Imagine studying, training and eventually working at the same institution during the span of your career. A special group of physicians, faculty members, researchers and staff at Baylor College of Medicine have had this unique experience.
Kris Marsack, physician assistant and assistant professor of surgery in the Division of Plastic Surgery at Baylor College of Medicine, tells us how training and working at Baylor has impacted her life and career.
Q: Did you always know you wanted to work in healthcare?
A: Yes. I have known I wanted to work in healthcare since I was six years old. I was the kid who actually wanted to go to the doctor. My parents were both teachers so my pediatrician was my role model for my journey into medicine, and this is where my dream of working with children began.
During college, I was introduced to the physician assistant (PA) profession through my sister’s friend and in researching it further, I realized this would be a great career fit for me.
Q: Where and when did your journey with Baylor College of Medicine start?
A: I grew up in Indiana and when I graduated from college, I decided to move south to escape the winters for a warmer climate. I interviewed at several Texas PA schools. However, I was awestruck when I drove into the Texas Medical Center, with Baylor right in the middle of everything, both in terms of location and clinical activity. The interview process at Baylor confirmed what a special opportunity it would be to train here and it immediately felt like a perfect fit.
Q: How did you decide on your specialty?
A: During my PA rotations, I realized that I enjoyed participating in surgery and performing procedures. Upon graduation, I pursued surgical positions and was fortunate to be offered a position in Plastic Surgery at Ben Taub Hospital, where I was part of a team focused on reconstructive surgeries.
I didn’t have much experience with plastic surgery as a new graduate, but I immediately fell in love with the field. The fact that the surgical results are visible and can make a life changing difference for patients often going through difficult times truly resonated with me. Additionally, plastics provides an opportunity to create long-term relationships with patients that require ongoing reconstructive care, which is a part of the job that I find incredibly rewarding.
Q: What inspired you to continue working at Baylor?
A: I was excited for the opportunity to take a PA position at Ben Taub. I love the patients, faculty and staff there.

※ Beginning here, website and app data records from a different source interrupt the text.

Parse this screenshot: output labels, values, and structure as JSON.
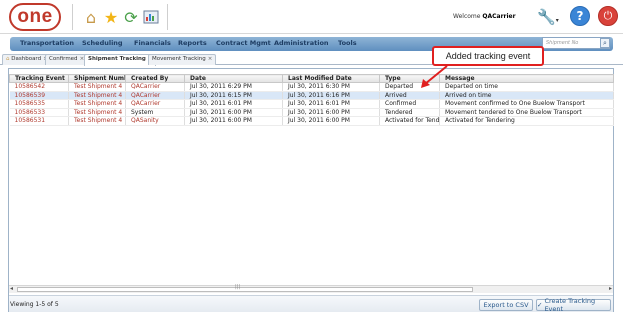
{
  "header": {
    "logo_text": "one",
    "welcome_prefix": "Welcome",
    "username": "QACarrier"
  },
  "nav": {
    "items": [
      "Transportation",
      "Scheduling",
      "Financials",
      "Reports",
      "Contract Mgmt",
      "Administration",
      "Tools"
    ],
    "search_placeholder": "Shipment No"
  },
  "tabs": [
    {
      "label": "Dashboard",
      "active": false
    },
    {
      "label": "Confirmed",
      "active": false
    },
    {
      "label": "Shipment Tracking",
      "active": true
    },
    {
      "label": "Movement Tracking",
      "active": false
    }
  ],
  "callout": {
    "text": "Added tracking event"
  },
  "table": {
    "columns": [
      "Tracking Event",
      "Shipment Number",
      "Created By",
      "Date",
      "Last Modified Date",
      "Type",
      "Message"
    ],
    "rows": [
      [
        "10586542",
        "Test Shipment 4",
        "QACarrier",
        "Jul 30, 2011 6:29 PM",
        "Jul 30, 2011 6:30 PM",
        "Departed",
        "Departed on time"
      ],
      [
        "10586539",
        "Test Shipment 4",
        "QACarrier",
        "Jul 30, 2011 6:15 PM",
        "Jul 30, 2011 6:16 PM",
        "Arrived",
        "Arrived on time"
      ],
      [
        "10586535",
        "Test Shipment 4",
        "QACarrier",
        "Jul 30, 2011 6:01 PM",
        "Jul 30, 2011 6:01 PM",
        "Confirmed",
        "Movement confirmed to One Buelow Transport"
      ],
      [
        "10586533",
        "Test Shipment 4",
        "System",
        "Jul 30, 2011 6:00 PM",
        "Jul 30, 2011 6:00 PM",
        "Tendered",
        "Movement tendered to One Buelow Transport"
      ],
      [
        "10586531",
        "Test Shipment 4",
        "QASanity",
        "Jul 30, 2011 6:00 PM",
        "Jul 30, 2011 6:00 PM",
        "Activated for Tendering",
        "Activated for Tendering"
      ]
    ],
    "selected_row": 1
  },
  "footer": {
    "viewing": "Viewing 1-5 of 5",
    "export_label": "Export to CSV",
    "create_label": "Create Tracking Event"
  },
  "colors": {
    "link": "#b03a2e",
    "selected_row": "#d9e7f7",
    "callout_border": "#e02020",
    "nav_bar": "#6f9cc8"
  }
}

This position also allowed me to be a part of the Plastic and Reconstructive Surgery Division at Baylor, which sees patients throughout the Texas Medical Center.
Working at Ben Taub allowed me to focus on taking care of trauma and cancer patients, and being part of Baylor allowed me to help in other areas within the division. For many years, I was the only plastic surgery PA at Baylor, which led me to assist in surgeries at Texas Children’s Hospital, St. Luke’s and other local hospitals. I also helped in the aesthetic practice by assisting in clinics performing laser treatments, injectables, and nipple-areolar tattooing for breast reconstruction patients.
After 11 years in this role, I transitioned to Texas Children’s, where I continue to work in plastics alongside Baylor faculty members. The transition to Texas Children’s has also allowed me to assume a leadership role as the assistant director of surgical advanced practice providers.
The move to Texas Children’s has brought me full circle, allowing me to realize my lifelong dream of taking care of kids.
Q: What is the most valuable lesson you’ve learned?
A: Always take the opportunity to learn new things. Our world and workplace is always evolving and it is important to be as prepared as possible for the future. I have really felt this over the past few months due to the rapid changes that have occurred due to COVID-19.
A project that I had been working on prior to the outbreak was implementing telemedicine within the Department of Surgery at Texas Children’s. Once stay-at-home orders were implemented, telemedicine was more important than ever, and I was grateful that I had a strong understanding of the process and was able to facilitate changes to increase our ability to continue safe, high quality care for our patients.
Q: Knowing what you know now, what would you tell your younger self?
A: Embrace opportunity. I believe I did this for the most part, but it can be scary at times. However, if you are always willing to keep learning and building your skills, you will be putting yourself in a position to succeed.
Q: What do you think makes Baylor unique?
A: The people, along with the medical diversity and patient volume. Baylor has strong providers who really know the bread and butter of their specialty, which allows them to embrace the academic challenge of educating learners and provide cutting edge care for patients with rare conditions.
Q: How has sticking with Baylor programs and ultimately becoming a faculty member impacted your life and career?
A: Immensely. I never intended to stay in Houston after school, but the opportunities that Baylor has provided me with have been incredible. Working at Ben Taub allowed me to develop my clinical skills while forming great relationships with my colleagues. Texas Children’s has enabled me to learn the administrative aspects of medicine and evolve my leadership skills. And throughout, I’ve had absolutely wonderful colleagues and mentors that have given their time to guide me on the important characteristics of being an effective provider, leader and teammate.
Q: Do you have a mantra? If so, what is it?
A: You don’t know what you don’t know. It’s important to always keep communication open, request feedback and strive to help others succeed.
See resources at the Center for Educational Outreach at Baylor.
Read more from the Growing Up Baylor series.